The nature of the nucleation-collapse mechanism in protein folding is probed using 27-mer and 36-mer lattice models. Three different forms for the interaction potentials are used. Three of the four 27-mer sequences have maximally compact and identical native state while the other has a non-compact native conformation. All the sequences fold thermodynamically and kinetically by a two-state process. Analysis of individual trajectories for each sequence using a self-organizing neural net algorithm shows that upon formation of a critical set of contacts the polypeptide chain rapidly reaches the native conformation which is consistent with a nucleation-collapse mechanism. The algorithm, which reduces the identification of the folding nucleus for each trajectory to one of pattern recognition, is used to show that there are multiple folding nuclei. There is a distribution of nucleation contacts in the transition states with some of them occurring with more probability (when averaged over the denatured ensemble) than others. We also show that there is a distribution in the size of the nuclei with the average number of residues in the folding nuclei being less than about one-third of the chain size. The fluctuations in the sizes of the nuclei are large, suggestive of a broad transition region. The folding nuclei, the structures of each are the corresponding transition states, have varying degree of overlap with the native conformation. The distribution of the radius of gyration of the transition states shows that these structures are an expanded form (by about 25% in the radius of gyration) of the native conformation. Local contacts are most dominant in the folding nuclei while a certain fraction of non-local contacts is necessary to stabilize the transition states. The search for the critical nuclei initially involves the formation of local contacts, while non-local contacts are formed later. The fractional values of PhiF for the two 27-mer mutants found by using the protein engineering protocol are consistent with the microscopic picture of partial formation of structures involving these residues in the transition state. These observations lead to a multiple folding nuclei (MFN) model for nucleation-collapse mechanism in protein folding. The major implication of the MFN model is that, even if the residues whose tertiary interactions are formed nearly completely in the transition state are mutated, it does not disrupt the nature of the nucleation-collapse mechanism. We analyze the experiments on chymotrypsin inhibitor 2 and alpha-spectrin SH3 domain and two circular permutants in light of the MFN model. It is shown that the PhiF-value analysis for these proteins gives considerable support to the MFN model.
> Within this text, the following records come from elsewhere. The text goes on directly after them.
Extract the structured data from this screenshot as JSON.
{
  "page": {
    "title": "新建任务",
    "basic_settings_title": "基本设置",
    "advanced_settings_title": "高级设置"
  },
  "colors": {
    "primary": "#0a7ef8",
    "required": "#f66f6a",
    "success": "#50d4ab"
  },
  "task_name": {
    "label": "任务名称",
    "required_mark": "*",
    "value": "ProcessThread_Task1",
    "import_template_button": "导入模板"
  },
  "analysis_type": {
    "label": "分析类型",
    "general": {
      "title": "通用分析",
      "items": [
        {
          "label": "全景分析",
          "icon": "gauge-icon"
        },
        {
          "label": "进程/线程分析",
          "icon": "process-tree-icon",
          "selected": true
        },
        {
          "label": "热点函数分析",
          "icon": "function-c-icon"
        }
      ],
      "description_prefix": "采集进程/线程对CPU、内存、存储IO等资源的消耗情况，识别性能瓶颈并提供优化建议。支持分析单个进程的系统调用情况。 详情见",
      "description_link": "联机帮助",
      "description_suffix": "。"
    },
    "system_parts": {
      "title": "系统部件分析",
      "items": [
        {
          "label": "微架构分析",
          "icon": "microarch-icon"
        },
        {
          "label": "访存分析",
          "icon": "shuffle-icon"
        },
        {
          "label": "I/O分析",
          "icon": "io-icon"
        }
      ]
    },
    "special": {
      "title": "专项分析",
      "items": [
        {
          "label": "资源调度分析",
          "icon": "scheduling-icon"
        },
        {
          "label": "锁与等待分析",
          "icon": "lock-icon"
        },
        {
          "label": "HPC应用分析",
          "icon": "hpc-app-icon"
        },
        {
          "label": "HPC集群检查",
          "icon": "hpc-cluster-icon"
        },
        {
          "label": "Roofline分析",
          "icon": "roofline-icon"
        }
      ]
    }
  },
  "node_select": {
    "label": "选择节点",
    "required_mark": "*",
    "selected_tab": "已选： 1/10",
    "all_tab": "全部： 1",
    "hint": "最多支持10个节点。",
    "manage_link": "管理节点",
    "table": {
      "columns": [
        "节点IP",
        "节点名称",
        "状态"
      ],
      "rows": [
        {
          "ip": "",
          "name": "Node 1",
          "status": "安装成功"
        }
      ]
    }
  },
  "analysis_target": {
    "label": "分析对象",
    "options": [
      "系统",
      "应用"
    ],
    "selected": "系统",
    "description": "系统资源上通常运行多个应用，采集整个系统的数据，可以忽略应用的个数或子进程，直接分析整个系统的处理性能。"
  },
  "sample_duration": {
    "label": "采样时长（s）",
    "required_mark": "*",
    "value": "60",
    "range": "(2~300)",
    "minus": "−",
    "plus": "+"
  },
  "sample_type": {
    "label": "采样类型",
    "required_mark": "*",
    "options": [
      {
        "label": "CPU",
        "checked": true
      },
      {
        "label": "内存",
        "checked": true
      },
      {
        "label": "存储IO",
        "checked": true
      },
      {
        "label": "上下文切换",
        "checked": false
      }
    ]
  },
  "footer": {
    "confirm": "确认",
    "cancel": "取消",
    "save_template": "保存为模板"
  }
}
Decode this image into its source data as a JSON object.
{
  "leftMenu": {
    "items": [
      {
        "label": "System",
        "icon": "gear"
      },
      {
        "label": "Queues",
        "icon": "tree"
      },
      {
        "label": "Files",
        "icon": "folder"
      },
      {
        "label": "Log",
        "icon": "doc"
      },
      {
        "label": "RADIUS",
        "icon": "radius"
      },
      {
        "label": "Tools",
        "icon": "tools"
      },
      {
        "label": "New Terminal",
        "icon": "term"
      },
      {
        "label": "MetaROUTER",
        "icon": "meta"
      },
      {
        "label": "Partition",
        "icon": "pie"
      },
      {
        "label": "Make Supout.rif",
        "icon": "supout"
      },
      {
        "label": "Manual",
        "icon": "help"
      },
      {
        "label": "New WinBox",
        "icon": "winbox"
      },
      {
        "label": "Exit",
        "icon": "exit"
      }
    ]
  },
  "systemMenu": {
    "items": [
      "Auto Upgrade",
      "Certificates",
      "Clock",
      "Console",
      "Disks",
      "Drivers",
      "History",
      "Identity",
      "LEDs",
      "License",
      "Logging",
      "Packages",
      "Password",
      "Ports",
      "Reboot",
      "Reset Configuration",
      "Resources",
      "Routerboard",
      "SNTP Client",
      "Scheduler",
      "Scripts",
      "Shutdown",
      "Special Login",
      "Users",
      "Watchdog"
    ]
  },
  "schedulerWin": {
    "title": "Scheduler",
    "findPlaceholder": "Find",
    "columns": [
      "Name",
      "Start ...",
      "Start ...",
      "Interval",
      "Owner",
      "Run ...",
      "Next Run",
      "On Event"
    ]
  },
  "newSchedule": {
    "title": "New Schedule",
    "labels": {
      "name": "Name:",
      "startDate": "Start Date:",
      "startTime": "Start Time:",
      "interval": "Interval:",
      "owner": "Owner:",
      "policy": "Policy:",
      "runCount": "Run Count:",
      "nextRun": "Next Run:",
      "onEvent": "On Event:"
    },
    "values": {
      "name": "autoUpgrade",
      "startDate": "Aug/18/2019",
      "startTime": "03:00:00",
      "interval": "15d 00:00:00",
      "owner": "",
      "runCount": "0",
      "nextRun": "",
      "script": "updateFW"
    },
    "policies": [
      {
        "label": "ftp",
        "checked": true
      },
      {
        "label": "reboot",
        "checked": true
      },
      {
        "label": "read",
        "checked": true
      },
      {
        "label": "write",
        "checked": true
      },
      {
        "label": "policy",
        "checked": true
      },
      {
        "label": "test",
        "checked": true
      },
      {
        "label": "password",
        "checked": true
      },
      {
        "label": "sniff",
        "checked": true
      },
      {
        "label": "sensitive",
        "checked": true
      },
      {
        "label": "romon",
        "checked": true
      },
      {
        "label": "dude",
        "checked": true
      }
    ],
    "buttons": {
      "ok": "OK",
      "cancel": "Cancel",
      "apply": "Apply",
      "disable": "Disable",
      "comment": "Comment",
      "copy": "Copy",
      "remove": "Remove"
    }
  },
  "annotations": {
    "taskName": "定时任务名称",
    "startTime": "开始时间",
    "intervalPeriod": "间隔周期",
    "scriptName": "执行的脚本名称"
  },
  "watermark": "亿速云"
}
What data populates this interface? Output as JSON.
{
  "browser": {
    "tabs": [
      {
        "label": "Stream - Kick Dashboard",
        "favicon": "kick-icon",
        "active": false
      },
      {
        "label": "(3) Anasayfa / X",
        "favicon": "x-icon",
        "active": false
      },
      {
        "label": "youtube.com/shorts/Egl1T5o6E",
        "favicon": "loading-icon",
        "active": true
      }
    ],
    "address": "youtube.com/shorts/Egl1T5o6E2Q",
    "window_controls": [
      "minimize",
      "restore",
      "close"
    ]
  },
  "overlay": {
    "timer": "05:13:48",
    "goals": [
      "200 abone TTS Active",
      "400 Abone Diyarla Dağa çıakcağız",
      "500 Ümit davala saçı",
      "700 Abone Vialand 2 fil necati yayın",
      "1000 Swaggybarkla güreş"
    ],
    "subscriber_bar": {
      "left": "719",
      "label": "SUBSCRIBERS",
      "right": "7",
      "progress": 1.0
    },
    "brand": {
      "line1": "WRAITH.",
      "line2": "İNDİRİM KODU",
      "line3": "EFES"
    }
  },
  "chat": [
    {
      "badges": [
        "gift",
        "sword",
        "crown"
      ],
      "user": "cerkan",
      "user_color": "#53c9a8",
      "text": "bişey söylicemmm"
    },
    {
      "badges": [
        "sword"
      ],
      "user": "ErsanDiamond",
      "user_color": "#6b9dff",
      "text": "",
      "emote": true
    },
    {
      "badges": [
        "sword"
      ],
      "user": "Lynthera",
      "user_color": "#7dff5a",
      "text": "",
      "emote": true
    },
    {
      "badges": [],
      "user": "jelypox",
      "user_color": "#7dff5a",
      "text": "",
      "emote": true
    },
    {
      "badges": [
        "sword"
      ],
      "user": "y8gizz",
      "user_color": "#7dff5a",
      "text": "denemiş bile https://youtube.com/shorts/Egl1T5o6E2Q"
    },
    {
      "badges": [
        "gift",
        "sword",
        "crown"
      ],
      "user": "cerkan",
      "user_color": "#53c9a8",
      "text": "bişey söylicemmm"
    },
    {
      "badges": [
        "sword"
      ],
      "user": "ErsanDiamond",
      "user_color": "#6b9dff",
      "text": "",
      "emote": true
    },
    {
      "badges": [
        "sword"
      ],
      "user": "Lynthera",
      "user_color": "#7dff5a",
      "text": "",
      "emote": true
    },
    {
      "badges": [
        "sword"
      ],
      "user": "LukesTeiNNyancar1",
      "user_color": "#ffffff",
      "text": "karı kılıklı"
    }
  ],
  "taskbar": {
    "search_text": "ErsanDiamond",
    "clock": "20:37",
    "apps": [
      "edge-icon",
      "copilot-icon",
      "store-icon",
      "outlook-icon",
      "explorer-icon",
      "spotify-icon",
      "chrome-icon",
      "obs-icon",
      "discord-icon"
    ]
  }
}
The theoretical and experimental studies give a coherent picture of the nucleation-collapse mechanism in which there is a distribution of folding nuclei with some more probable than others. The formation of any specific nucleus is not necessary for efficient two-state folding.
Copyright 1998 Academic Press.